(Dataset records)
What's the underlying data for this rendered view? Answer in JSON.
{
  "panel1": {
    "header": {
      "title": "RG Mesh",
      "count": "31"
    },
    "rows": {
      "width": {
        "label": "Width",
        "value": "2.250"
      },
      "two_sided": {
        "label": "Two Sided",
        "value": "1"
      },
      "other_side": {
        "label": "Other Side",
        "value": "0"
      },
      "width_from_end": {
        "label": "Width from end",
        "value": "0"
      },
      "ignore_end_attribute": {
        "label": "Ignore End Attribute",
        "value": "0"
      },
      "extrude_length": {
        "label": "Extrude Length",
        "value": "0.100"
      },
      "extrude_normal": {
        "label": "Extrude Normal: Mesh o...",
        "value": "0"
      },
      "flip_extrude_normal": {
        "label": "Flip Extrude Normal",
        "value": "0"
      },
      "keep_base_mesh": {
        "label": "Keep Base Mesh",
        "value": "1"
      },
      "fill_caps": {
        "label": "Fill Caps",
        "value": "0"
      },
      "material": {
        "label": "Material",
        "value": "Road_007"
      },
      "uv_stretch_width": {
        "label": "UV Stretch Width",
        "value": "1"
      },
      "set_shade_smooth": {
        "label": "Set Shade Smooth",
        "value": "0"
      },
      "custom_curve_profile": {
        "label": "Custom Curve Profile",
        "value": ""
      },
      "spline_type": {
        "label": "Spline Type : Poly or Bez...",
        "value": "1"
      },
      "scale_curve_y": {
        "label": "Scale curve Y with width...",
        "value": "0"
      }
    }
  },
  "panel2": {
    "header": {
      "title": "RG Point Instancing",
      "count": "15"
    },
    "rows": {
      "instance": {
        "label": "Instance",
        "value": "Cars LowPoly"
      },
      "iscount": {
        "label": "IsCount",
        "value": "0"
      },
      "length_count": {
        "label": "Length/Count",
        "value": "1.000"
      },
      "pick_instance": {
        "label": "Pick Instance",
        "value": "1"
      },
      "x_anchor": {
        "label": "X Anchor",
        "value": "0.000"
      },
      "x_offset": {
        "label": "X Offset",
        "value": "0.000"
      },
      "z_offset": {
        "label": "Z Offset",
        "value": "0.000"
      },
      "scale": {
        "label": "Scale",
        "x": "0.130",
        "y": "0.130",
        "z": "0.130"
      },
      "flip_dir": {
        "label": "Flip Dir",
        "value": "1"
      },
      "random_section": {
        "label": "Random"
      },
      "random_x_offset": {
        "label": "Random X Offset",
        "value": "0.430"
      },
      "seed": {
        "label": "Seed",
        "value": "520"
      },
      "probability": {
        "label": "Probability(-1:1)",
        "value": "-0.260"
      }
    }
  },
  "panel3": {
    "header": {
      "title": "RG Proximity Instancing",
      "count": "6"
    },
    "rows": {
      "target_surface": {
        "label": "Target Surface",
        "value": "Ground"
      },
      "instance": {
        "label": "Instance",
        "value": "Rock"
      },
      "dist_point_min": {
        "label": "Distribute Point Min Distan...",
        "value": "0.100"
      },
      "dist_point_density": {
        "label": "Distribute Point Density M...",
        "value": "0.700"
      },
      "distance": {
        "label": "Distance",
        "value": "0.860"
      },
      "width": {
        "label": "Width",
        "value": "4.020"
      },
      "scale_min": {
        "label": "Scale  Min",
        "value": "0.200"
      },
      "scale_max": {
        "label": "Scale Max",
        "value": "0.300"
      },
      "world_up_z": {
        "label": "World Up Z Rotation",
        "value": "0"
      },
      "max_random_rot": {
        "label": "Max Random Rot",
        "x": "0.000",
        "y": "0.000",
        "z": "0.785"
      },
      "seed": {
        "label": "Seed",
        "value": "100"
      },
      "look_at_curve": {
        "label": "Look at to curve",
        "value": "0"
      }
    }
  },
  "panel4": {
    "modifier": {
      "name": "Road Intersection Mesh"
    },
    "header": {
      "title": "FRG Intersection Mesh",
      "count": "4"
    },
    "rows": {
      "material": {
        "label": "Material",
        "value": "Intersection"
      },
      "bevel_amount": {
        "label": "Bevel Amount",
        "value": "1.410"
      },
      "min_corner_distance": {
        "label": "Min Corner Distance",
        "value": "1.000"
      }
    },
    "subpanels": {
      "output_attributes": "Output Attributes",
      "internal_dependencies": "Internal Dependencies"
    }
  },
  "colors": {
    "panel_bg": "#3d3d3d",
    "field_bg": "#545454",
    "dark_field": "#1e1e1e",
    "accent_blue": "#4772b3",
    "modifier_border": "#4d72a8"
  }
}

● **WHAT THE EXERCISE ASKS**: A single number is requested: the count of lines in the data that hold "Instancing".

● **RESPONSE**: 2